Delphi’s Hobbs says there are plenty of ways to help ensure that techs understand battery nuances. “With hybrid vehicles becoming more popular over the past few years, the traditional symptoms that lead to battery testing and replacement can be quite different,” he explains.
“Typical hybrids today use a conventional, lead acid 12-volt battery for lighting and ignition."
Add to that the possibility of servicing vehicles with dual batteries and other sophisticated engineering and it's clear why training is essential.
Technicians should also consider customers' driving styles and environments.

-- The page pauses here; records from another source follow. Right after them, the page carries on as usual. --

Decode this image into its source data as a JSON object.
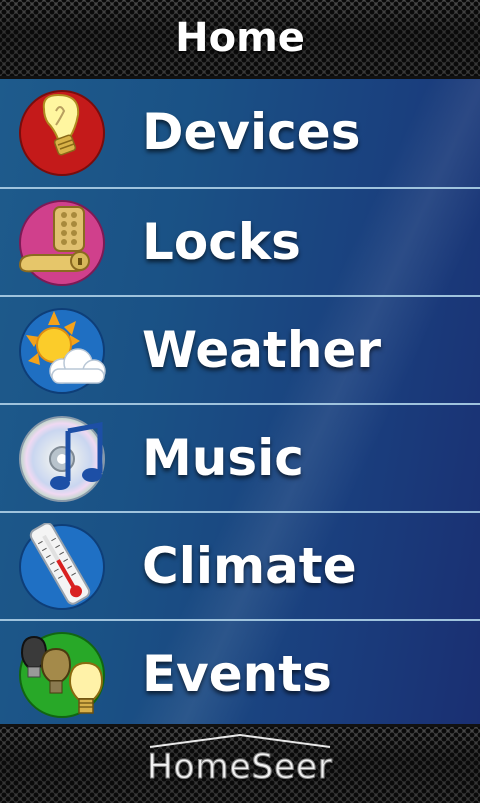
{
  "header": {
    "title": "Home"
  },
  "menu": {
    "items": [
      {
        "label": "Devices",
        "icon": "lightbulb-icon"
      },
      {
        "label": "Locks",
        "icon": "door-lock-icon"
      },
      {
        "label": "Weather",
        "icon": "sun-cloud-icon"
      },
      {
        "label": "Music",
        "icon": "music-cd-icon"
      },
      {
        "label": "Climate",
        "icon": "thermometer-icon"
      },
      {
        "label": "Events",
        "icon": "bulbs-icon"
      }
    ]
  },
  "footer": {
    "logo_text": "HomeSeer"
  },
  "colors": {
    "list_background": "#1a4a85",
    "divider": "#9fc3dd",
    "text": "#ffffff"
  }
}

For example, Kohler says that batteries built with pure lead tend to last longer in desert environments.
"A recycled battery has dissimilar elements that make up the battery," he adds. "They are always reacting with each other and literally discharge on their own.”
Anna Hung, product specialist for batteries, Robert Bosch GmbH, urges shop owners to recommend high-quality absorbent glass matt (AGM) batteries, especially in frigid environments.
"AGM batteries are well-known for longer life than conventional flooded batteries under extreme weather, especially when it comes to starting a car in cold weather," she says. "When looking for an AGM battery, make sure it is 100% maintenance-free and offers constant power even for short trips, stop-and-go traffic or high consumption in stationary mode."
Although techs need the education to provide reliable recommendations, Hobbs notes that sophisticated battery testing equipment provides solid backups. Testing also increases customers' confidence in the advice you provide.
“Many provide the result in printed form, for [customers] that may not be as technically savvy as others,” adds Jason Searl, vice president of product management, Clarios. He says results also can be emailed to customers.
"We're developing next-generation tools that can be adopted by different aftermarket and other channels so [technicians] ask the right questions to determine how people use their vehicles. Based on the algorithm, it helps find the right battery for that person, so the customer isn't oversold or undersold.”
Put the plan in place
“We’ve seen a good amount of auto retailers providing free battery check services and waiving installation charges if a consumer purchases a battery through their stores or online,” says Hung. “This is a great strategy for (shops) looking to attract battery work and to increase longer-term customer loyalty."
Unless your customers consistently seek oil changes and other routine maintenance, they might not see you on a regular basis unless their vehicles break down, according to Hobbs, who adds that this is an opportunity to display your dealership's expertise and win loyal customers.
“Many fast lube places don’t add battery testing to their list of recommended services. This means that cold weather slow crank/no crank conditions are the most common prompts to get the vehicle owner into their repair shop for battery testing and replacement. With hybrid vehicles becoming more popular over the past few years, the traditional symptoms that lead to battery testing and replacement can be quite different.”
Make sure you consistently market battery service, say experts.
“Offering free testing is basically saying to the consumer, ‘We are giving you a great thing for free. Now, I'll give you my advice,’” notes Searl. “If the tech tells them the first few times that they don’t need to replace the battery, then show them when they do. That builds loyalty. You have earned their trust. You now have trusted adviser status. That’s what everyone strives to achieve.”